[Task prompt]
If a line in the data below contains "zoom", copy it.

Element data from apps and pages
*** Begin section ***

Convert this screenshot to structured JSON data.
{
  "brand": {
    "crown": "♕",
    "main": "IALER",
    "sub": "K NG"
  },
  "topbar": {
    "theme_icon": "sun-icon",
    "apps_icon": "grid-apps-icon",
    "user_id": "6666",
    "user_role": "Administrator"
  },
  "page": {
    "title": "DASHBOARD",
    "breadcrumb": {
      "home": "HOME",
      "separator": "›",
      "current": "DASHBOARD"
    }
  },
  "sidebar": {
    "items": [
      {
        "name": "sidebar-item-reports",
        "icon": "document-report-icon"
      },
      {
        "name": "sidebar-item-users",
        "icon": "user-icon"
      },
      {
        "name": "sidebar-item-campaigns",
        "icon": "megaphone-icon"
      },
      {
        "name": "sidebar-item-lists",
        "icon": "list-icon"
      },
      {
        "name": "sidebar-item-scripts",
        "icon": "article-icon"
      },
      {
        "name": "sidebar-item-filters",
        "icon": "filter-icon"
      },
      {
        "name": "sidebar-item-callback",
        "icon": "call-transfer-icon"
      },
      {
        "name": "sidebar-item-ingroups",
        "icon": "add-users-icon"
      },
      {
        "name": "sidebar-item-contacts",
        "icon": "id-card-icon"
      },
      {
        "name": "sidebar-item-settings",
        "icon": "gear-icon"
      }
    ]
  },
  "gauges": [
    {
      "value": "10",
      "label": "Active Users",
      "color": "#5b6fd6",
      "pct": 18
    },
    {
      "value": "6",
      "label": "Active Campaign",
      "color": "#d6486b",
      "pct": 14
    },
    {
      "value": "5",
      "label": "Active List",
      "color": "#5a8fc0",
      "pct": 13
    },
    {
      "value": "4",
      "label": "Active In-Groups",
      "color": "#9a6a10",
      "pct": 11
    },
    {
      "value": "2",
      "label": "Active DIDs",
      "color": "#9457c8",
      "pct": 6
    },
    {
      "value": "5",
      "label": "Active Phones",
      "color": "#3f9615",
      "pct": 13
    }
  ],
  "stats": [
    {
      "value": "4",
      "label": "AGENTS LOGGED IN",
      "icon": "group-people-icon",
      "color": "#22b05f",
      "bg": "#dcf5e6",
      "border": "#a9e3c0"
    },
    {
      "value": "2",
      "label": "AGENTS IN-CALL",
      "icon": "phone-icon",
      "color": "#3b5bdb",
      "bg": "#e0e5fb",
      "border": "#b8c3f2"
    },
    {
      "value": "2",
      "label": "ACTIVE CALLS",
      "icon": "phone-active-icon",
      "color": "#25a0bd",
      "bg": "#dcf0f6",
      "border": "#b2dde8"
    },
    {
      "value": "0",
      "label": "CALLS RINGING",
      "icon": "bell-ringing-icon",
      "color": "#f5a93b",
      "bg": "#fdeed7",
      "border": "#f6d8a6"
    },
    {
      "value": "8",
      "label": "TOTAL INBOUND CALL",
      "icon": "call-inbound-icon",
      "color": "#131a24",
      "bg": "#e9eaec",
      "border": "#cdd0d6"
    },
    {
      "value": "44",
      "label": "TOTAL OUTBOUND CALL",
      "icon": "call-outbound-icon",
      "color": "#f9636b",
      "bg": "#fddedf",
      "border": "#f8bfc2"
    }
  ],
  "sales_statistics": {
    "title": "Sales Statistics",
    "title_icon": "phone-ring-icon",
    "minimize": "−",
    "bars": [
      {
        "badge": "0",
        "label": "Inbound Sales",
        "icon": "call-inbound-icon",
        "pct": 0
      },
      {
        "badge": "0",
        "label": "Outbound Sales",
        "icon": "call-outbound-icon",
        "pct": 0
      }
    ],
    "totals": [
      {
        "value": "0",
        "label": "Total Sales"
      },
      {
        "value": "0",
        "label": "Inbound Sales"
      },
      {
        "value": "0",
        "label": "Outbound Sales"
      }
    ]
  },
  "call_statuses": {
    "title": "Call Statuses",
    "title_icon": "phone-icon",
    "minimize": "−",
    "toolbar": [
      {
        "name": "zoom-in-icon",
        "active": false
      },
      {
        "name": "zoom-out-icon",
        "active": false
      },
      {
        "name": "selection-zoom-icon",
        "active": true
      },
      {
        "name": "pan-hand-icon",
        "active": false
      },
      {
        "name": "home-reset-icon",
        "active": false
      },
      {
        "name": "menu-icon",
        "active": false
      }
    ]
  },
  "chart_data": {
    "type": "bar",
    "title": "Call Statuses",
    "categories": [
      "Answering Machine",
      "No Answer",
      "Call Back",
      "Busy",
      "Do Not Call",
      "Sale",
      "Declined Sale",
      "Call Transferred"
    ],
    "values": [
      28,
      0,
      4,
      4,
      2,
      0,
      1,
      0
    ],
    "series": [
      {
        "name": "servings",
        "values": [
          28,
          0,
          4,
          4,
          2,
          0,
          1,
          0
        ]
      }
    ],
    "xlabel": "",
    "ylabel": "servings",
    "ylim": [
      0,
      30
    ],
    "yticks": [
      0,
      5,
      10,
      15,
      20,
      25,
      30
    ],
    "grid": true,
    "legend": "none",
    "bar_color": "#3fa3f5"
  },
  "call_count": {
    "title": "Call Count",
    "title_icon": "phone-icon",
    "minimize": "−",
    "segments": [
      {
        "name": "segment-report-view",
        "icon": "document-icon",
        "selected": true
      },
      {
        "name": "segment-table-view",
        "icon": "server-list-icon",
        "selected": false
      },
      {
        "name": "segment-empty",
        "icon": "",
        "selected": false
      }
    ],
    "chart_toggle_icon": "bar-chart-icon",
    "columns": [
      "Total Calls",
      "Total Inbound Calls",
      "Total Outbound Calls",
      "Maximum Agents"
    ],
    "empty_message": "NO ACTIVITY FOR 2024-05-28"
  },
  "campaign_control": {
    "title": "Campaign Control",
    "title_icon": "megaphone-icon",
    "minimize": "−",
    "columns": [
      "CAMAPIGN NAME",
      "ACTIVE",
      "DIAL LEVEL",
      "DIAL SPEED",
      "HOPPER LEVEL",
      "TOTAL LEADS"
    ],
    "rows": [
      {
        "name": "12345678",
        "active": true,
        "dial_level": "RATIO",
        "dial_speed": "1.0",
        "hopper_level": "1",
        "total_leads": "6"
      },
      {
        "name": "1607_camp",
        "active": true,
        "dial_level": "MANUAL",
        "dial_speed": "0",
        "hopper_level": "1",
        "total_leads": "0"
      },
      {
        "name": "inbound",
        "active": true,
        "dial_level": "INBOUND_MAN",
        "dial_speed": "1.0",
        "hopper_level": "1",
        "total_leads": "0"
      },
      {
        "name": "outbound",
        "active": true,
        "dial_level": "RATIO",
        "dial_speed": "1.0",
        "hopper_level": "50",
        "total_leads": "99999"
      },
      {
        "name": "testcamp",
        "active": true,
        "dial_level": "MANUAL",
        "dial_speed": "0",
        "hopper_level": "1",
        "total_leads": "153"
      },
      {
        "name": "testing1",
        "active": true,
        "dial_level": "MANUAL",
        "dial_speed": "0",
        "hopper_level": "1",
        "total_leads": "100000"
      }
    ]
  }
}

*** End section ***

[Your response]
        "name": "zoom-in-icon",
        "name": "zoom-out-icon",
        "name": "selection-zoom-icon",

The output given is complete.